A Guide to Argentina's Currency
The Argentine Peso (ARS) serves as the national currency of Argentina, a vibrant South American country recognized for its rich culture, bustling cities, and striking landscapes. This article dives into the history, value, and current state of the Argentine Peso, providing an in-depth understanding of this critical aspect of Argentina's economy.
Origins and History
The Argentine Peso has a long and complex history, tracing its origins back to the Spanish colonial era. However, the present-day Peso was introduced in 1991 following several episodes of hyperinflation that significantly impacted Argentina's economy. The Peso replaced the Austral at a rate of one Peso to ten thousand Australes.
During this period, Argentina implemented a convertibility plan linking the Peso to the U.S. dollar at a 1:1 rate. The aim was to establish economic stability and build trust in the new currency. This system stayed in place for over a decade, but the rigid parity with the U.S. dollar eventually led to a severe economic crisis in 2001-2002. In response, Argentina abandoned the fixed exchange rate, and the Peso began to float freely in the market.
The Value of the Argentine Peso
The value of the Argentine Peso has fluctuated significantly since it was allowed to float freely. Several factors, including inflation, government policies, and the country's economic performance, influence its value. The Peso has experienced periods of rapid depreciation, making it a volatile currency on the global stage.
Inflation has consistently been one of Argentina's most significant economic challenges, and it's frequently reflected in the Peso's value. To combat this, the Argentine government has implemented various measures, including restrictions on foreign currency purchases and controls on capital flows.
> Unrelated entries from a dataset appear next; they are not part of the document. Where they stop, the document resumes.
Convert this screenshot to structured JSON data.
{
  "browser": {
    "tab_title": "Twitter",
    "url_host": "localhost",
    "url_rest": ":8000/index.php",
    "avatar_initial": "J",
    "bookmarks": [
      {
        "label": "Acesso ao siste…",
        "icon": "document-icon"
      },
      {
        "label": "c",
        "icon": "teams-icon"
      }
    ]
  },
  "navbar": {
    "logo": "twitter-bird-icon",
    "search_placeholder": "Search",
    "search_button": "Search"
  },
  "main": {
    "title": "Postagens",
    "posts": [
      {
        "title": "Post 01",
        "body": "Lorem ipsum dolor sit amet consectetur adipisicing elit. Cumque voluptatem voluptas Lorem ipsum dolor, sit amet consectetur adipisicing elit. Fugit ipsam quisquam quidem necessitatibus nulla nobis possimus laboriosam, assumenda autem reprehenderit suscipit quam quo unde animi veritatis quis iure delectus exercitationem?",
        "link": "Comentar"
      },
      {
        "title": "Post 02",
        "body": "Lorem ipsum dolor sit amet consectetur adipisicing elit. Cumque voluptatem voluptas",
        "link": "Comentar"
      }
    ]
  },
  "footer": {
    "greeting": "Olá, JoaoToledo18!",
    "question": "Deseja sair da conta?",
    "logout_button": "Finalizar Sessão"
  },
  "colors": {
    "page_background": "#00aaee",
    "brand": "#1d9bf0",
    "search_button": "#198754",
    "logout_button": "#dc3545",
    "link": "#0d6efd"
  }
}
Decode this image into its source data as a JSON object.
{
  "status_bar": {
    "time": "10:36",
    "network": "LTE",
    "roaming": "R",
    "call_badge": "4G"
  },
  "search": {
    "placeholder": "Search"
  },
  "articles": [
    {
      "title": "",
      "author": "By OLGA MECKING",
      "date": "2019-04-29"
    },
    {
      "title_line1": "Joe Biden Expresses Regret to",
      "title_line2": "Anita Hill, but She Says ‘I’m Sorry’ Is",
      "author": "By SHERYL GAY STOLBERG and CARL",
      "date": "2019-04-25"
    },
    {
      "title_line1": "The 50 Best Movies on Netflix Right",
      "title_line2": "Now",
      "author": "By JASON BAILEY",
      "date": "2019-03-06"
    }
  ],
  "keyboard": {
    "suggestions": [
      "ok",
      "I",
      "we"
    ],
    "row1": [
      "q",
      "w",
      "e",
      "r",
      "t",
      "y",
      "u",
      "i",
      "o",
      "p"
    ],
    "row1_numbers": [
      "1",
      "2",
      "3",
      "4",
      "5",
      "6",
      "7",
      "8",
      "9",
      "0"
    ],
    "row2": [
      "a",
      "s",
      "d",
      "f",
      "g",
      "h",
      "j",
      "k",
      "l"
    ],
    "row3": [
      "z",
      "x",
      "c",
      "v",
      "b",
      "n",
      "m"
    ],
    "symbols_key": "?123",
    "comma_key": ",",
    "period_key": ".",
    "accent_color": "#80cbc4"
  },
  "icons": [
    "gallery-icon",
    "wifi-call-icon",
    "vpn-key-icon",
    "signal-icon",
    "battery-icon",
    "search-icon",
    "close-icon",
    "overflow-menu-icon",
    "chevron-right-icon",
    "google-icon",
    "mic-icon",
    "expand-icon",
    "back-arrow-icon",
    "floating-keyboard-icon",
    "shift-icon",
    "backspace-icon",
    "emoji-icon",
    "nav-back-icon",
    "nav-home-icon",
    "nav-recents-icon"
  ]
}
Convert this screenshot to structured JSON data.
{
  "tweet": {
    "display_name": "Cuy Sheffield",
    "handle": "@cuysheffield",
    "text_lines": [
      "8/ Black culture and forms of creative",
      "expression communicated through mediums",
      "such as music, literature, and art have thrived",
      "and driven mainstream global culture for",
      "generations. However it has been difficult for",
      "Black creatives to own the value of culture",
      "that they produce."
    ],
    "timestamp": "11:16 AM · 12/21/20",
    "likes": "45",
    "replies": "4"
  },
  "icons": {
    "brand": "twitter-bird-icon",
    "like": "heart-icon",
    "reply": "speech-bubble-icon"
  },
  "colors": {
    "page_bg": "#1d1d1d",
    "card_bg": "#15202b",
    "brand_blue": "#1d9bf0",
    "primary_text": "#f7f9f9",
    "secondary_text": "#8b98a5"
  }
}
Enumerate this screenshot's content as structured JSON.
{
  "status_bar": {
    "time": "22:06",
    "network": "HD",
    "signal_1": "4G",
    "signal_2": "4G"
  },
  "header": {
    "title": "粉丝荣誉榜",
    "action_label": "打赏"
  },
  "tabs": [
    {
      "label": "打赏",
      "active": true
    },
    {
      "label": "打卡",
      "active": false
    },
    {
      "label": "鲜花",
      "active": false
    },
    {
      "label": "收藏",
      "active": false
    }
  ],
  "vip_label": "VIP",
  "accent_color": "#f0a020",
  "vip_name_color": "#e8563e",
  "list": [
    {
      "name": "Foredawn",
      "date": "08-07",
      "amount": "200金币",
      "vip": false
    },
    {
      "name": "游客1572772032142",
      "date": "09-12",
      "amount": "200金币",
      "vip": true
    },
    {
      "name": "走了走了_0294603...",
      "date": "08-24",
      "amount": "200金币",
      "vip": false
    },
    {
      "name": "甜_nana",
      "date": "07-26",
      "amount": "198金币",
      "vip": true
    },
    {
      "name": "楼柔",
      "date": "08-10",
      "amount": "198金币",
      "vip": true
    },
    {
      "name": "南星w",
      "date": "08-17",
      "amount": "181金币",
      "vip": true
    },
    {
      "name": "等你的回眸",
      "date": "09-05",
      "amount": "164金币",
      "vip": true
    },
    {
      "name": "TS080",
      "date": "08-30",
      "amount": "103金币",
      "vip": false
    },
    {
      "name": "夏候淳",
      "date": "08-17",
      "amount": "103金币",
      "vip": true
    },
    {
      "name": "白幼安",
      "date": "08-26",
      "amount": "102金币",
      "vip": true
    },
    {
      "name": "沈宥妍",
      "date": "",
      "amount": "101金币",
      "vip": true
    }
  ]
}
The exchange rate for the Peso varies, and it's essential to check current rates when planning transactions. Rates can differ significantly between the official government rate and the 'blue dollar' rate — an unofficial exchange rate used in the black market.
The Argentine Peso Today
Today, the Argentine Peso comprises coins and banknotes. Coins come in denominations of 1, 2, 5, and 10 Pesos. The banknotes are available in 20, 50, 100, 200, 500, and 1000 Pesos.
Argentine banknotes feature notable Argentine personalities, including heroes, former presidents, and influential figures from Argentina's history. The imagery on these banknotes provides a peek into the country's rich history and cultural heritage.
As with any currency, counterfeit bills can occasionally circulate, so it's wise to familiarize yourself with the features of authentic Argentine Peso bills and coins.
Foreign Exchange and the Argentine Peso
If you plan to visit Argentina or engage in financial transactions involving the Argentine Peso, understanding the foreign exchange market is essential. Tourists are advised to exchange their currency at authorized exchange bureaus or banks to ensure legal and secure transactions. The 'blue dollar' rate can be tempting due to its higher value, but it's not a legal form of exchange and can involve risks.
Investing in the Argentine Peso
Investors interested in the Argentine Peso should approach it with an understanding of the currency's volatility and the country's economic instability. While the Peso could offer potential returns, it also carries substantial risk. Professional financial advice is recommended before making investment decisions involving the Argentine Peso.
The Argentine Peso's journey reflects the broader narrative of Argentina's economic challenges. While the currency has experienced periods of volatility, it remains a vital part of Argentina's identity and economy. Whether you plan to visit Argentina or invest in the Peso, understanding its history, value, and current state is essential.
Despite its challenges, the Argentine Peso continues to hold its place in global financial markets. With a rich history and an important role in one of South America's largest economies, the Argentine Peso truly embodies the spirit of Argentina - enduring, vibrant, and resilient.